Dog Training Franchises Can Struggle in a Crowded Marketplace. Here's How One Company Expanded to 300 U.S. Franchises. Dog Training Elite used a personalized model — training dogs and educating owners — to differentiate itself and expand.
- Dog Training Elite's model includes in-home, personalized dog training services which focus on training the dog and also educating the owner.
- The company has diversified its services beyond traditional dog training to include a dog daycare focused on keeping dogs active rather than training them, as well as training service dogs.
- Dog Training Elite adopted a franchise model in 2015 and has expanded significantly, with more than 300 franchises across the U.S. However, the dog training franchise market is expected to remain highly competitive.
After two decades working for others in the dog training business, John Mestas started Dog Training Elite in 1995 with an idea to differentiate his business — in-home, personalized dog training focused not only on training the pet, but educating the owner.
"We found that keeping the one-on-one training was the secret," says Dog Training Elite's CEO, Mark Mestas, John's son. "The way we found is super successful is in-home, teaching people as much as you're teaching the dog."
John Mestas built Dog Training Elite on that in-home, personalized approach rather than the traditional training sessions, where many owners would bring their dogs to a facility for a group training class.
Today, Dog Training Elite offers seven standard and advanced training services to dog owners, which include service dog training, therapy animal training, and anxiety and aggression training.
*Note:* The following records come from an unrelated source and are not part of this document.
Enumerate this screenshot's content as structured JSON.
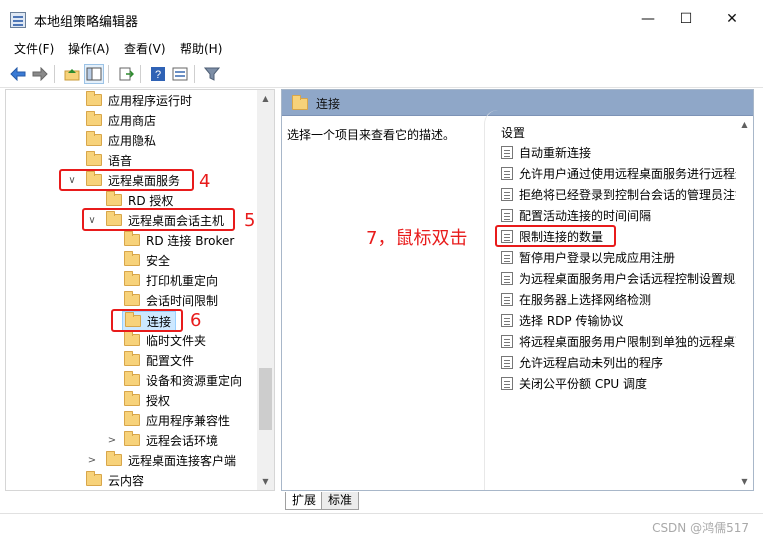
{
  "window": {
    "title": "本地组策略编辑器",
    "minimize": "—",
    "maximize": "☐",
    "close": "✕"
  },
  "menu": [
    "文件(F)",
    "操作(A)",
    "查看(V)",
    "帮助(H)"
  ],
  "toolbar_icons": [
    "back-icon",
    "forward-icon",
    "up-folder-icon",
    "show-hide-tree-icon",
    "export-list-icon",
    "help-icon",
    "properties-icon",
    "filter-icon"
  ],
  "tree": [
    {
      "label": "应用程序运行时",
      "expander": ""
    },
    {
      "label": "应用商店",
      "expander": ""
    },
    {
      "label": "应用隐私",
      "expander": ""
    },
    {
      "label": "语音",
      "expander": ""
    },
    {
      "label": "远程桌面服务",
      "expander": "∨"
    },
    {
      "label": "RD 授权",
      "expander": ""
    },
    {
      "label": "远程桌面会话主机",
      "expander": "∨"
    },
    {
      "label": "RD 连接 Broker",
      "expander": ""
    },
    {
      "label": "安全",
      "expander": ""
    },
    {
      "label": "打印机重定向",
      "expander": ""
    },
    {
      "label": "会话时间限制",
      "expander": ""
    },
    {
      "label": "连接",
      "expander": ""
    },
    {
      "label": "临时文件夹",
      "expander": ""
    },
    {
      "label": "配置文件",
      "expander": ""
    },
    {
      "label": "设备和资源重定向",
      "expander": ""
    },
    {
      "label": "授权",
      "expander": ""
    },
    {
      "label": "应用程序兼容性",
      "expander": ""
    },
    {
      "label": "远程会话环境",
      "expander": ">"
    },
    {
      "label": "远程桌面连接客户端",
      "expander": ">"
    },
    {
      "label": "云内容",
      "expander": ""
    }
  ],
  "content": {
    "header_title": "连接",
    "description": "选择一个项目来查看它的描述。",
    "settings_header": "设置",
    "settings": [
      "自动重新连接",
      "允许用户通过使用远程桌面服务进行远程连接",
      "拒绝将已经登录到控制台会话的管理员注销",
      "配置活动连接的时间间隔",
      "限制连接的数量",
      "暂停用户登录以完成应用注册",
      "为远程桌面服务用户会话远程控制设置规则",
      "在服务器上选择网络检测",
      "选择 RDP 传输协议",
      "将远程桌面服务用户限制到单独的远程桌面服",
      "允许远程启动未列出的程序",
      "关闭公平份额 CPU 调度"
    ]
  },
  "tabs": [
    "扩展",
    "标准"
  ],
  "annotations": {
    "a4": "4",
    "a5": "5",
    "a6": "6",
    "a7": "7，鼠标双击"
  },
  "watermark": "CSDN @鸿儒517",
  "colors": {
    "annotation_red": "#e81b1b",
    "header_blue": "#8fa7c8",
    "selection": "#cce8ff"
  }
}
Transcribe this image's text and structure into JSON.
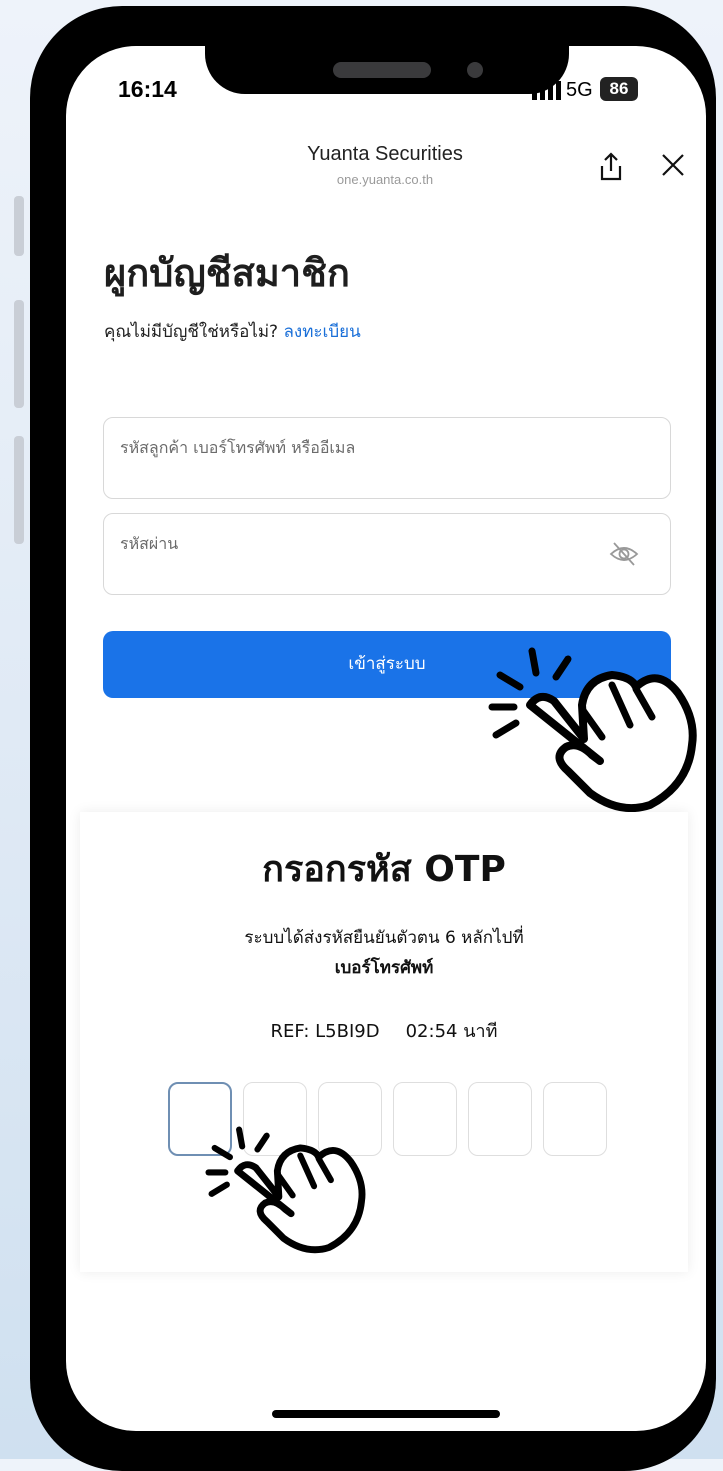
{
  "status_bar": {
    "time": "16:14",
    "network": "5G",
    "battery": "86"
  },
  "browser": {
    "title": "Yuanta Securities",
    "url": "one.yuanta.co.th"
  },
  "login": {
    "title": "ผูกบัญชีสมาชิก",
    "subtitle": "คุณไม่มีบัญชีใช่หรือไม่?",
    "register_link": "ลงทะเบียน",
    "username_placeholder": "รหัสลูกค้า เบอร์โทรศัพท์ หรืออีเมล",
    "password_placeholder": "รหัสผ่าน",
    "login_button": "เข้าสู่ระบบ"
  },
  "otp": {
    "title": "กรอกรหัส OTP",
    "description": "ระบบได้ส่งรหัสยืนยันตัวตน 6 หลักไปที่",
    "description_bold": "เบอร์โทรศัพท์",
    "ref": "REF: L5BI9D",
    "timer": "02:54 นาที",
    "digits": [
      "",
      "",
      "",
      "",
      "",
      ""
    ]
  },
  "icons": [
    "share-icon",
    "close-icon",
    "eye-off-icon",
    "tap-hand-icon"
  ],
  "colors": {
    "primary": "#1a73e8",
    "link": "#1a6fd8"
  }
}
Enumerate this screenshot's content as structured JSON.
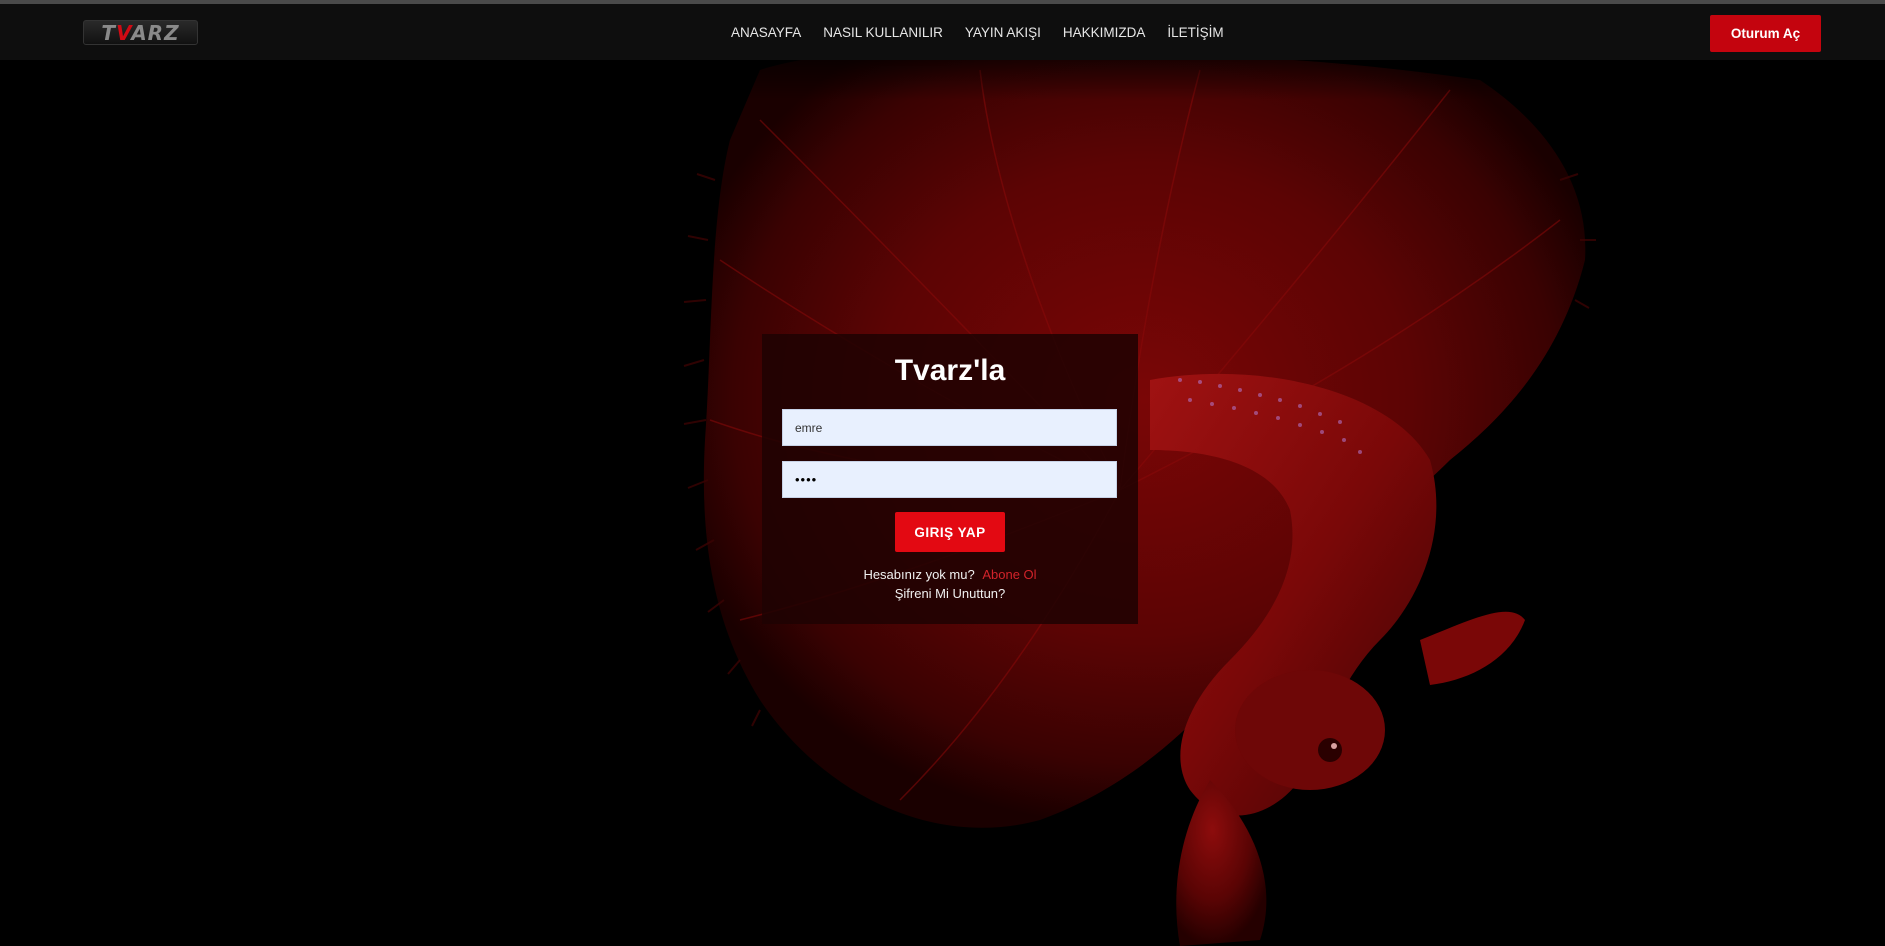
{
  "header": {
    "logo": {
      "text_part1": "T",
      "text_accent": "V",
      "text_part2": "ARZ"
    },
    "nav_items": [
      "ANASAYFA",
      "NASIL KULLANILIR",
      "YAYIN AKIŞI",
      "HAKKIMIZDA",
      "İLETİŞİM"
    ],
    "signin_label": "Oturum Aç"
  },
  "login": {
    "title": "Tvarz'la",
    "username_value": "emre",
    "password_value": "••••",
    "submit_label": "GIRIŞ YAP",
    "no_account_text": "Hesabınız yok mu?",
    "subscribe_link": "Abone Ol",
    "forgot_link": "Şifreni Mi Unuttun?"
  },
  "colors": {
    "accent": "#c4040e",
    "button_red": "#e30912",
    "link_red": "#d2232a",
    "background": "#000000",
    "navbar": "#0e0e0e",
    "input_bg": "#e8f0fe"
  },
  "background_image": {
    "subject": "red betta fish on black background"
  }
}
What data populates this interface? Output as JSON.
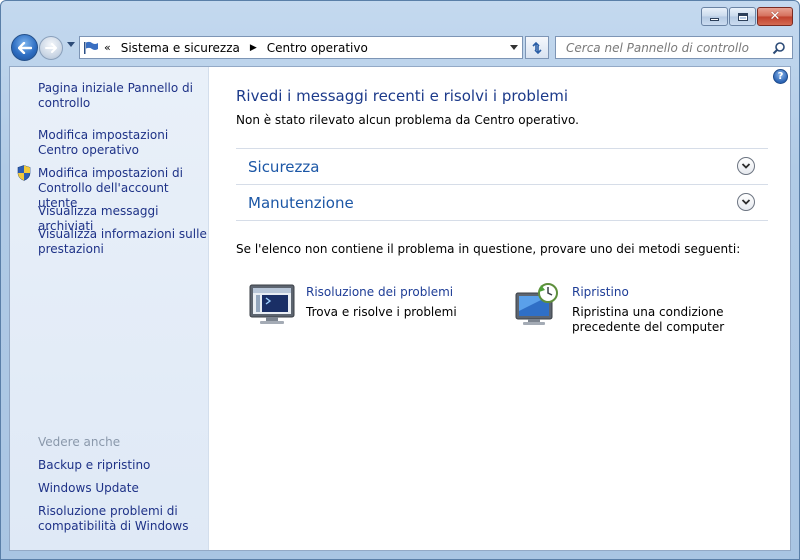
{
  "window": {
    "close_glyph": "✕"
  },
  "navbar": {
    "breadcrumb_overflow": "«",
    "breadcrumbs": [
      "Sistema e sicurezza",
      "Centro operativo"
    ],
    "crumb_separator": "▶",
    "search_placeholder": "Cerca nel Pannello di controllo"
  },
  "sidebar": {
    "links": [
      "Pagina iniziale Pannello di controllo",
      "Modifica impostazioni Centro operativo",
      "Modifica impostazioni di Controllo dell'account utente",
      "Visualizza messaggi archiviati",
      "Visualizza informazioni sulle prestazioni"
    ],
    "see_also_heading": "Vedere anche",
    "see_also_links": [
      "Backup e ripristino",
      "Windows Update",
      "Risoluzione problemi di compatibilità di Windows"
    ]
  },
  "main": {
    "help_glyph": "?",
    "title": "Rivedi i messaggi recenti e risolvi i problemi",
    "subtitle": "Non è stato rilevato alcun problema da Centro operativo.",
    "sections": [
      "Sicurezza",
      "Manutenzione"
    ],
    "hint": "Se l'elenco non contiene il problema in questione, provare uno dei metodi seguenti:",
    "tasks": [
      {
        "icon": "troubleshooting-icon",
        "link": "Risoluzione dei problemi",
        "desc": "Trova e risolve i problemi"
      },
      {
        "icon": "system-restore-icon",
        "link": "Ripristino",
        "desc": "Ripristina una condizione precedente del computer"
      }
    ]
  },
  "colors": {
    "link": "#1e3287",
    "title": "#1c3a8a",
    "section": "#1c57a6",
    "sidebar_bg": "#e9f0f9",
    "frame": "#b1cbe6"
  }
}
The nature of the in-house training model dictates that the trainer works with the owner as well as the animal. This works in the owner's favor, Mestas says, so the dog listens to the owner as well as the trainer.
The way we found is super successful is in-home, teaching people as much as you're teaching the dog.
"We teach the family and the owner as much as we teach the dog so that when the trainer is not around, you know exactly what you're supposed to do and how to do it. They're highly involved in the training." Mestas says that the trainers go out and will first start working with the dog while explaining to the owner the object of a lesson. "Then, we'll ask the owner, ask the family, to do it, because when the trainer is not there and the dog gets out, you need the dog to listen to who's home."
New avenues for revenue
Dog Training Elite has found new sources of revenue adjacent to the training business, including a dog daycare, where the focus is on keeping the dog active rather than training. "We've evolved a little bit where we also offer a kind of like a day camp," says Mestas. "We don't do any important training [at the day camp]."
Additionally, Dog Training Elite trains service dogs, which KC Owens, Director of Training, compares to the dog earning a doctorate. "A service dog does all of the same things, all of the same commands that a regular dog does, but you have to have proof, meaning the dog has to be rock solid in just about every environmental situation that you can come up with."
Even service dogs have various levels of training, Owens says. "If you're looking at a mobility service dog that needs to support an owner, then the dog has to be fully developed. It's not going to be ready until it's two years old. If you're talking about a dog that's meant for PTSD, the mental state of the dog still has to be fully developed to really be 100%. So you're still looking at two- to two-and-a-half years old."
This is where, Owens says, the personalization approach comes into play again. The owner and the dog learn together, making the period the dog and owner must get familiar with one another when they are living together much shorter. "So if you get a service where that somebody else trained the dog for that two years, you're going to spend most likely another year and a half to two years, learning how somebody else trained your dog. But if you are doing the legwork day in, day out. you've learned as your dog learns."
Dog training experience not necessary
Experience with training dogs — or even working with animals — is not required of Dog Training Elite franchisees and Mestas says that 99 percent of Dog Training Elite franchisees have no prior training experience. In fact, he says, they often prefer someone with no experience, for a simple reason:
"When we get someone who comes in with no dog training experience, it's actually a lot easier, because they don't have bad habits and they are not stuck in a way that they can't get out of," Mestas says. "A lot of trainers will come in and they have their own thing and they've developed their own way. We have developed a way that makes the training a lot easier on the family and the dog and has sped up the process, and a lot of trainers might not necessarily like that way."
Low barriers to entry, crowded marketplace
Dog Training Elite began franchising in 2015 and now has more than 300 franchises located throughout the United States. The dog training franchise marketplace is crowded, including other franchises that have adopted similar training models, and new franchises can struggle in this saturation.
Moreover, relatively low barriers to entry — low franchise and other upfront costs — mean that competition in the market will remain high.
Additionally, licensing requirements for dog trainers vary from state to state and potential franchisees should consult an attorney to determine what, if any, requirements they are subject to.